"By arranging flashes and stationing his camera at a precise location, he suspended slices of time in images that have the quiet stillness of Old Master paintings. For... Heads (2000–01) , he took thousands of photographs, of which he selected only a handful for inclusion. Unlike other practitioners of street photography, diCorcia never wanted his images to propagate a moral truth or instigate social change." MoMA"In Heads, for instance, an adolescent boy in a baseball cap is, as DiCorcia put it in his artist's tour of the show earlier this week, "pure Holden Caulfield". Next to him, a young girl is freeze-framed with "a perfect Botticelli wind blowing through her hair". Both seem oddly unreal in the way that many of DiCorcia's portraits are: they emerge out of the darkness with other ghostly faces dancing around them, each lost in their own reverie. Though the context is set up, the results capture the intimate naturalism of faces picked out in the hustle and bustle of New York streets, but the clamour of Times Square is silenced by the darkness that lies just beyond this cinematic lighting." Sean O'Hagan, 14 Feb 2014, The Guardian"For the new photographs a strobe was affixed to scaffolding in Times Square; Mr. DiCorcia stood farther away than before, using a longer lens. The result: crisp and stark portraits picked out of murky blackness -- just heads,... The surroundings now blocked by the scaffolding. They are simpler images and more intimate, the paradox of standing farther away being enhanced intimacy. The strobe functions like the light of revelation, a high-beam from heaven, and as usual, by stopping time, the photographs incline us to look at what we see every day but fail to notice, although the longer we stare at these people the more extraordinarily impenetrable they seem. Unaware of the camera, they are absorbed in thought or gaze absently; they are how we act most of the time, walking down the street, in a crowd, focused on something or nothing.
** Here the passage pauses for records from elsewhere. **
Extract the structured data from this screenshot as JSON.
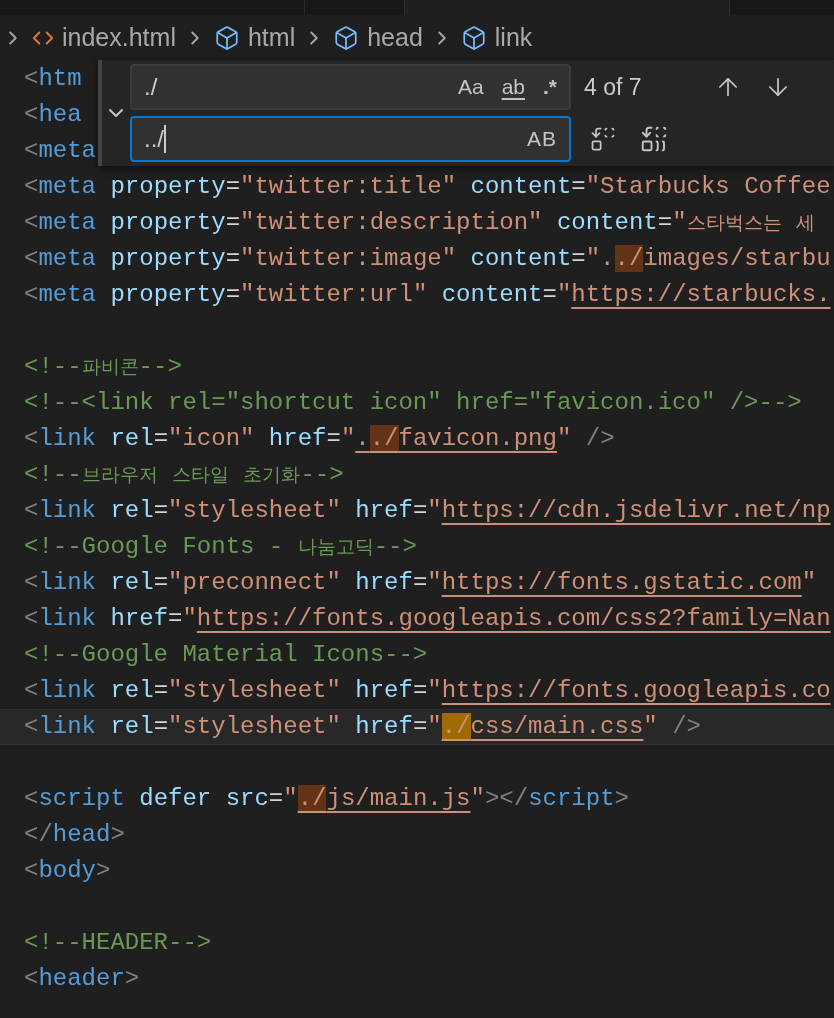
{
  "breadcrumb": [
    {
      "label": "index.html",
      "kind": "file"
    },
    {
      "label": "html",
      "kind": "element"
    },
    {
      "label": "head",
      "kind": "element"
    },
    {
      "label": "link",
      "kind": "element"
    }
  ],
  "find_widget": {
    "expanded": true,
    "find": {
      "value": "./",
      "focused": false,
      "options": [
        {
          "kind": "case",
          "label": "Aa",
          "on": false
        },
        {
          "kind": "word",
          "label": "ab",
          "on": false
        },
        {
          "kind": "regex",
          "label": ".*",
          "on": false
        }
      ]
    },
    "count": "4 of 7",
    "replace": {
      "value": "../",
      "focused": true,
      "options": [
        {
          "kind": "preserve-case",
          "label": "AB",
          "on": false
        }
      ]
    }
  },
  "lines": [
    {
      "kind": "code",
      "tokens": [
        {
          "kind": "punct",
          "text": "<"
        },
        {
          "kind": "tag",
          "text": "htm"
        }
      ]
    },
    {
      "kind": "code",
      "tokens": [
        {
          "kind": "punct",
          "text": "<"
        },
        {
          "kind": "tag",
          "text": "hea"
        }
      ]
    },
    {
      "kind": "code",
      "tokens": [
        {
          "kind": "punct",
          "text": "<"
        },
        {
          "kind": "tag",
          "text": "meta"
        }
      ]
    },
    {
      "kind": "code",
      "tokens": [
        {
          "kind": "punct",
          "text": "<"
        },
        {
          "kind": "tag",
          "text": "meta"
        },
        {
          "kind": "attr",
          "text": " property"
        },
        {
          "kind": "plain",
          "text": "="
        },
        {
          "kind": "string",
          "text": "\"twitter:title\""
        },
        {
          "kind": "attr",
          "text": " content"
        },
        {
          "kind": "plain",
          "text": "="
        },
        {
          "kind": "string",
          "text": "\"Starbucks Coffee"
        }
      ]
    },
    {
      "kind": "code",
      "tokens": [
        {
          "kind": "punct",
          "text": "<"
        },
        {
          "kind": "tag",
          "text": "meta"
        },
        {
          "kind": "attr",
          "text": " property"
        },
        {
          "kind": "plain",
          "text": "="
        },
        {
          "kind": "string",
          "text": "\"twitter:description\""
        },
        {
          "kind": "attr",
          "text": " content"
        },
        {
          "kind": "plain",
          "text": "="
        },
        {
          "kind": "string",
          "text": "\"스타벅스는 세"
        }
      ]
    },
    {
      "kind": "code",
      "tokens": [
        {
          "kind": "punct",
          "text": "<"
        },
        {
          "kind": "tag",
          "text": "meta"
        },
        {
          "kind": "attr",
          "text": " property"
        },
        {
          "kind": "plain",
          "text": "="
        },
        {
          "kind": "string",
          "text": "\"twitter:image\""
        },
        {
          "kind": "attr",
          "text": " content"
        },
        {
          "kind": "plain",
          "text": "="
        },
        {
          "kind": "string",
          "text": "\"."
        },
        {
          "kind": "string",
          "text": "./",
          "match": true,
          "selected": false
        },
        {
          "kind": "string",
          "text": "images/starbu"
        }
      ]
    },
    {
      "kind": "code",
      "tokens": [
        {
          "kind": "punct",
          "text": "<"
        },
        {
          "kind": "tag",
          "text": "meta"
        },
        {
          "kind": "attr",
          "text": " property"
        },
        {
          "kind": "plain",
          "text": "="
        },
        {
          "kind": "string",
          "text": "\"twitter:url\""
        },
        {
          "kind": "attr",
          "text": " content"
        },
        {
          "kind": "plain",
          "text": "="
        },
        {
          "kind": "string",
          "text": "\""
        },
        {
          "kind": "string",
          "text": "https://starbucks.",
          "link": true
        }
      ]
    },
    {
      "kind": "blank"
    },
    {
      "kind": "code",
      "tokens": [
        {
          "kind": "comment",
          "text": "<!--파비콘-->"
        }
      ]
    },
    {
      "kind": "code",
      "tokens": [
        {
          "kind": "comment",
          "text": "<!--<link rel=\"shortcut icon\" href=\"favicon.ico\" />-->"
        }
      ]
    },
    {
      "kind": "code",
      "tokens": [
        {
          "kind": "punct",
          "text": "<"
        },
        {
          "kind": "tag",
          "text": "link"
        },
        {
          "kind": "attr",
          "text": " rel"
        },
        {
          "kind": "plain",
          "text": "="
        },
        {
          "kind": "string",
          "text": "\"icon\""
        },
        {
          "kind": "attr",
          "text": " href"
        },
        {
          "kind": "plain",
          "text": "="
        },
        {
          "kind": "string",
          "text": "\""
        },
        {
          "kind": "string",
          "text": ".",
          "link": true
        },
        {
          "kind": "string",
          "text": "./",
          "link": true,
          "match": true,
          "selected": false
        },
        {
          "kind": "string",
          "text": "favicon.png",
          "link": true
        },
        {
          "kind": "string",
          "text": "\""
        },
        {
          "kind": "punct",
          "text": " />"
        }
      ]
    },
    {
      "kind": "code",
      "tokens": [
        {
          "kind": "comment",
          "text": "<!--브라우저 스타일 초기화-->"
        }
      ]
    },
    {
      "kind": "code",
      "tokens": [
        {
          "kind": "punct",
          "text": "<"
        },
        {
          "kind": "tag",
          "text": "link"
        },
        {
          "kind": "attr",
          "text": " rel"
        },
        {
          "kind": "plain",
          "text": "="
        },
        {
          "kind": "string",
          "text": "\"stylesheet\""
        },
        {
          "kind": "attr",
          "text": " href"
        },
        {
          "kind": "plain",
          "text": "="
        },
        {
          "kind": "string",
          "text": "\""
        },
        {
          "kind": "string",
          "text": "https://cdn.jsdelivr.net/np",
          "link": true
        }
      ]
    },
    {
      "kind": "code",
      "tokens": [
        {
          "kind": "comment",
          "text": "<!--Google Fonts - 나눔고딕-->"
        }
      ]
    },
    {
      "kind": "code",
      "tokens": [
        {
          "kind": "punct",
          "text": "<"
        },
        {
          "kind": "tag",
          "text": "link"
        },
        {
          "kind": "attr",
          "text": " rel"
        },
        {
          "kind": "plain",
          "text": "="
        },
        {
          "kind": "string",
          "text": "\"preconnect\""
        },
        {
          "kind": "attr",
          "text": " href"
        },
        {
          "kind": "plain",
          "text": "="
        },
        {
          "kind": "string",
          "text": "\""
        },
        {
          "kind": "string",
          "text": "https://fonts.gstatic.com",
          "link": true
        },
        {
          "kind": "string",
          "text": "\""
        }
      ]
    },
    {
      "kind": "code",
      "tokens": [
        {
          "kind": "punct",
          "text": "<"
        },
        {
          "kind": "tag",
          "text": "link"
        },
        {
          "kind": "attr",
          "text": " href"
        },
        {
          "kind": "plain",
          "text": "="
        },
        {
          "kind": "string",
          "text": "\""
        },
        {
          "kind": "string",
          "text": "https://fonts.googleapis.com/css2?family=Nan",
          "link": true
        }
      ]
    },
    {
      "kind": "code",
      "tokens": [
        {
          "kind": "comment",
          "text": "<!--Google Material Icons-->"
        }
      ]
    },
    {
      "kind": "code",
      "tokens": [
        {
          "kind": "punct",
          "text": "<"
        },
        {
          "kind": "tag",
          "text": "link"
        },
        {
          "kind": "attr",
          "text": " rel"
        },
        {
          "kind": "plain",
          "text": "="
        },
        {
          "kind": "string",
          "text": "\"stylesheet\""
        },
        {
          "kind": "attr",
          "text": " href"
        },
        {
          "kind": "plain",
          "text": "="
        },
        {
          "kind": "string",
          "text": "\""
        },
        {
          "kind": "string",
          "text": "https://fonts.googleapis.co",
          "link": true
        }
      ]
    },
    {
      "kind": "code",
      "current": true,
      "tokens": [
        {
          "kind": "punct",
          "text": "<"
        },
        {
          "kind": "tag",
          "text": "link"
        },
        {
          "kind": "attr",
          "text": " rel"
        },
        {
          "kind": "plain",
          "text": "="
        },
        {
          "kind": "string",
          "text": "\"stylesheet\""
        },
        {
          "kind": "attr",
          "text": " href"
        },
        {
          "kind": "plain",
          "text": "="
        },
        {
          "kind": "string",
          "text": "\""
        },
        {
          "kind": "string",
          "text": "./",
          "link": true,
          "match": true,
          "selected": true
        },
        {
          "kind": "string",
          "text": "css/main.css",
          "link": true
        },
        {
          "kind": "string",
          "text": "\""
        },
        {
          "kind": "punct",
          "text": " />"
        }
      ]
    },
    {
      "kind": "blank"
    },
    {
      "kind": "code",
      "tokens": [
        {
          "kind": "punct",
          "text": "<"
        },
        {
          "kind": "tag",
          "text": "script"
        },
        {
          "kind": "attr",
          "text": " defer"
        },
        {
          "kind": "attr",
          "text": " src"
        },
        {
          "kind": "plain",
          "text": "="
        },
        {
          "kind": "string",
          "text": "\""
        },
        {
          "kind": "string",
          "text": "./",
          "link": true,
          "match": true,
          "selected": false
        },
        {
          "kind": "string",
          "text": "js/main.js",
          "link": true
        },
        {
          "kind": "string",
          "text": "\""
        },
        {
          "kind": "punct",
          "text": "></"
        },
        {
          "kind": "tag",
          "text": "script"
        },
        {
          "kind": "punct",
          "text": ">"
        }
      ]
    },
    {
      "kind": "code",
      "tokens": [
        {
          "kind": "punct",
          "text": "</"
        },
        {
          "kind": "tag",
          "text": "head"
        },
        {
          "kind": "punct",
          "text": ">"
        }
      ]
    },
    {
      "kind": "code",
      "tokens": [
        {
          "kind": "punct",
          "text": "<"
        },
        {
          "kind": "tag",
          "text": "body"
        },
        {
          "kind": "punct",
          "text": ">"
        }
      ]
    },
    {
      "kind": "blank"
    },
    {
      "kind": "code",
      "tokens": [
        {
          "kind": "comment",
          "text": "<!--HEADER-->"
        }
      ]
    },
    {
      "kind": "code",
      "tokens": [
        {
          "kind": "punct",
          "text": "<"
        },
        {
          "kind": "tag",
          "text": "header"
        },
        {
          "kind": "punct",
          "text": ">"
        }
      ]
    }
  ]
}
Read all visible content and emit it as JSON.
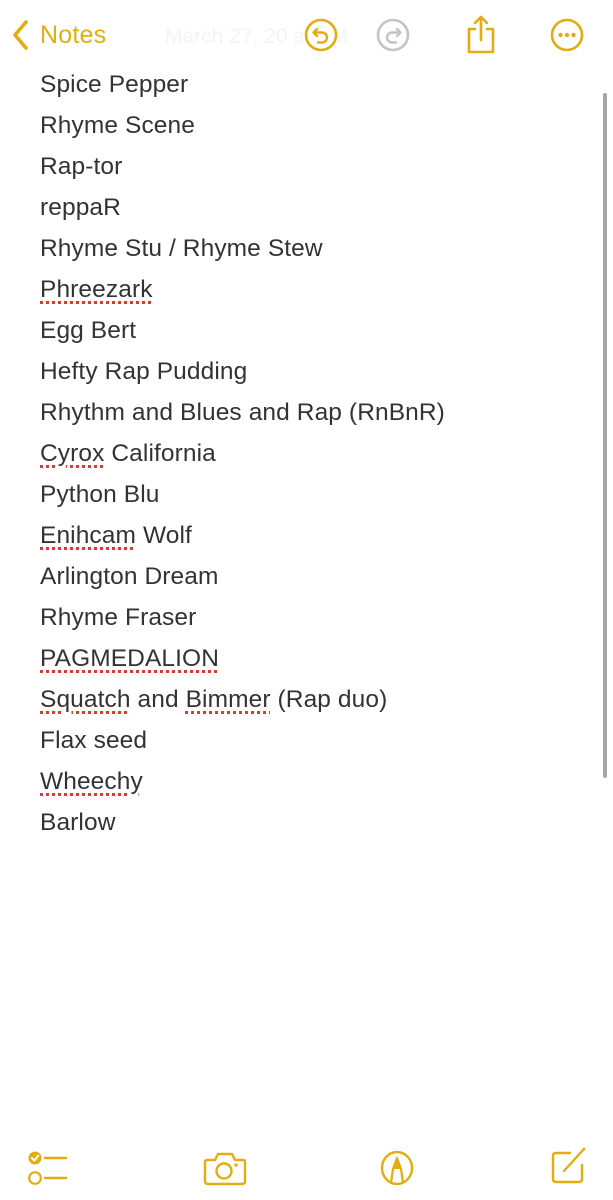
{
  "theme": {
    "accent": "#E2AD10",
    "text": "#333333",
    "disabled": "#c4c4c4",
    "spellcheck": "#e0392b"
  },
  "nav": {
    "back_label": "Notes",
    "date_visible": "March 27, 20     at      PM",
    "icons": {
      "back": "chevron-left-icon",
      "undo": "undo-icon",
      "redo": "redo-icon",
      "share": "share-icon",
      "more": "ellipsis-circle-icon"
    }
  },
  "note": {
    "lines": [
      {
        "segments": [
          {
            "text": "Spice Pepper",
            "misspelled": false
          }
        ]
      },
      {
        "segments": [
          {
            "text": "Rhyme Scene",
            "misspelled": false
          }
        ]
      },
      {
        "segments": [
          {
            "text": "Rap-tor",
            "misspelled": false
          }
        ]
      },
      {
        "segments": [
          {
            "text": "reppaR",
            "misspelled": false
          }
        ]
      },
      {
        "segments": [
          {
            "text": "Rhyme Stu / Rhyme Stew",
            "misspelled": false
          }
        ]
      },
      {
        "segments": [
          {
            "text": "Phreezark",
            "misspelled": true
          }
        ]
      },
      {
        "segments": [
          {
            "text": "Egg Bert",
            "misspelled": false
          }
        ]
      },
      {
        "segments": [
          {
            "text": "Hefty Rap Pudding",
            "misspelled": false
          }
        ]
      },
      {
        "segments": [
          {
            "text": "Rhythm and Blues and Rap (RnBnR)",
            "misspelled": false
          }
        ]
      },
      {
        "segments": [
          {
            "text": "Cyrox",
            "misspelled": true
          },
          {
            "text": " California",
            "misspelled": false
          }
        ]
      },
      {
        "segments": [
          {
            "text": "Python Blu",
            "misspelled": false
          }
        ]
      },
      {
        "segments": [
          {
            "text": "Enihcam",
            "misspelled": true
          },
          {
            "text": " Wolf",
            "misspelled": false
          }
        ]
      },
      {
        "segments": [
          {
            "text": "Arlington Dream",
            "misspelled": false
          }
        ]
      },
      {
        "segments": [
          {
            "text": "Rhyme Fraser",
            "misspelled": false
          }
        ]
      },
      {
        "segments": [
          {
            "text": "PAGMEDALION",
            "misspelled": true
          }
        ]
      },
      {
        "segments": [
          {
            "text": "Squatch",
            "misspelled": true
          },
          {
            "text": " and ",
            "misspelled": false
          },
          {
            "text": "Bimmer",
            "misspelled": true
          },
          {
            "text": " (Rap duo)",
            "misspelled": false
          }
        ]
      },
      {
        "segments": [
          {
            "text": "Flax seed",
            "misspelled": false
          }
        ]
      },
      {
        "segments": [
          {
            "text": "Wheechy",
            "misspelled": true
          }
        ]
      },
      {
        "segments": [
          {
            "text": "Barlow",
            "misspelled": false
          }
        ]
      }
    ]
  },
  "toolbar": {
    "icons": {
      "checklist": "checklist-icon",
      "camera": "camera-icon",
      "markup": "markup-pen-icon",
      "compose": "compose-icon"
    }
  }
}
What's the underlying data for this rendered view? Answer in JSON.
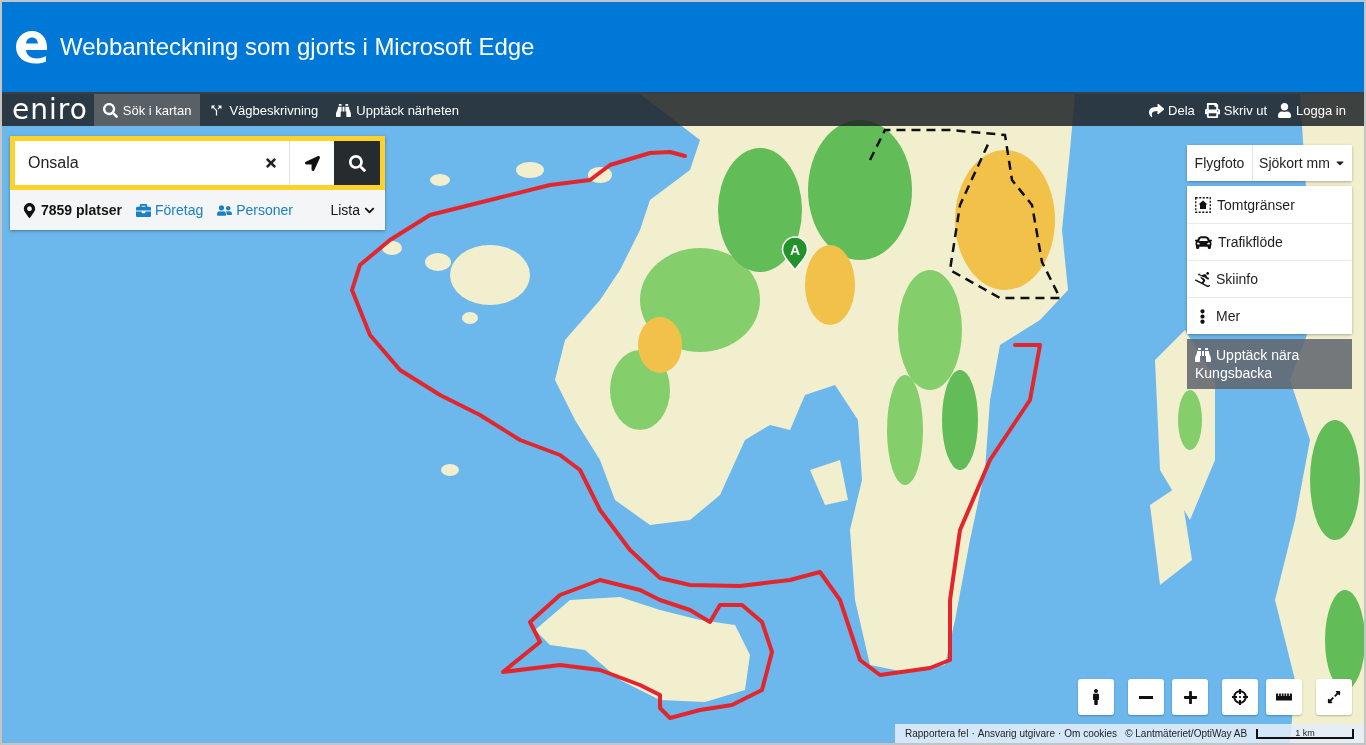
{
  "window": {
    "title": "Webbanteckning som gjorts i Microsoft Edge"
  },
  "nav": {
    "logo": "eniro",
    "items": [
      {
        "label": "Sök i kartan",
        "selected": true
      },
      {
        "label": "Vägbeskrivning",
        "selected": false
      },
      {
        "label": "Upptäck närheten",
        "selected": false
      }
    ],
    "actions": [
      {
        "label": "Dela"
      },
      {
        "label": "Skriv ut"
      },
      {
        "label": "Logga in"
      }
    ]
  },
  "search": {
    "value": "Onsala",
    "result_count": "7859 platser",
    "filters": [
      {
        "label": "Företag"
      },
      {
        "label": "Personer"
      }
    ],
    "view": "Lista"
  },
  "map_type_buttons": [
    {
      "label": "Flygfoto"
    }
  ],
  "map_type_dropdown": {
    "label": "Sjökort mm",
    "expanded": true,
    "items": [
      {
        "label": "Tomtgränser"
      },
      {
        "label": "Trafikflöde"
      },
      {
        "label": "Skiinfo"
      },
      {
        "label": "Mer"
      }
    ]
  },
  "discover": {
    "label": "Upptäck nära Kungsbacka"
  },
  "map": {
    "marker": {
      "label": "A"
    }
  },
  "footer": {
    "links": [
      "Rapportera fel",
      "Ansvarig utgivare",
      "Om cookies"
    ],
    "separator": "·",
    "copyright": "© Lantmäteriet/OptiWay AB",
    "scale": "1 km"
  }
}
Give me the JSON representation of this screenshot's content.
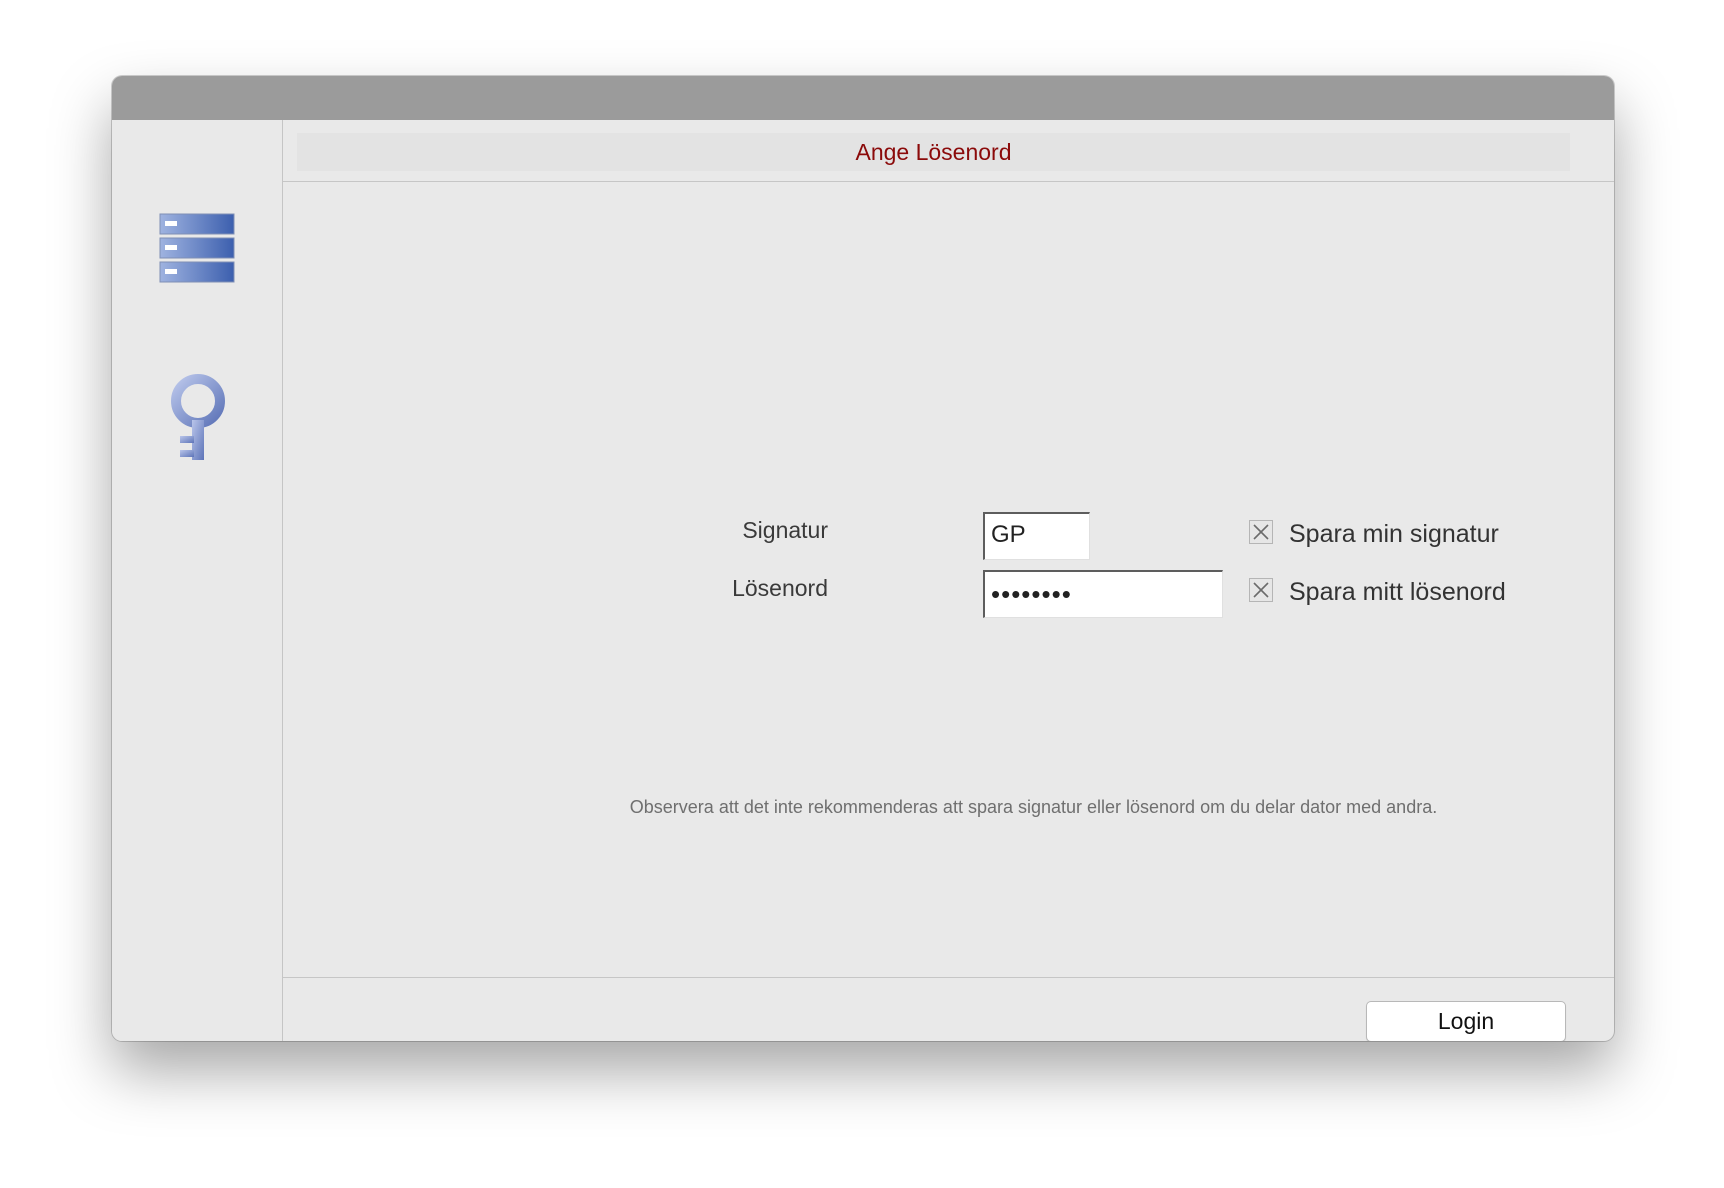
{
  "dialog": {
    "title": "Ange Lösenord"
  },
  "sidebar": {
    "icons": [
      "server-stack-icon",
      "key-icon"
    ]
  },
  "form": {
    "signature_label": "Signatur",
    "signature_value": "GP",
    "password_label": "Lösenord",
    "password_value": "••••••••",
    "save_signature_label": "Spara min signatur",
    "save_signature_checked": true,
    "save_password_label": "Spara mitt lösenord",
    "save_password_checked": true
  },
  "note": "Observera att det inte rekommenderas att spara signatur eller lösenord om du delar dator med andra.",
  "footer": {
    "login_label": "Login"
  },
  "colors": {
    "title_text": "#8b0a0a",
    "titlebar": "#9b9b9b",
    "window_bg": "#e9e9e9",
    "icon_blue": "#4f72b8"
  }
}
But enlarged and isolated, their expressions become riddles, intensely melodramatic and strangely touching. Mr. DiCorcia's pictures remind us, among other things, that we are each our own little universe of secrets, and vulnerable. Good art makes you see the world differently, at least for a while, and after seeing Mr. DiCorcia's new ''Heads,' ' for the next few hours you won't pass another person on the street in the same absent way." Michael Kimmelman, The New York Times, 14 Sept 2001
Author Dicorcia, Philip-Lorca
Binding Hardcover (Original Cloth)
Condition Fine (Dustjacket Good)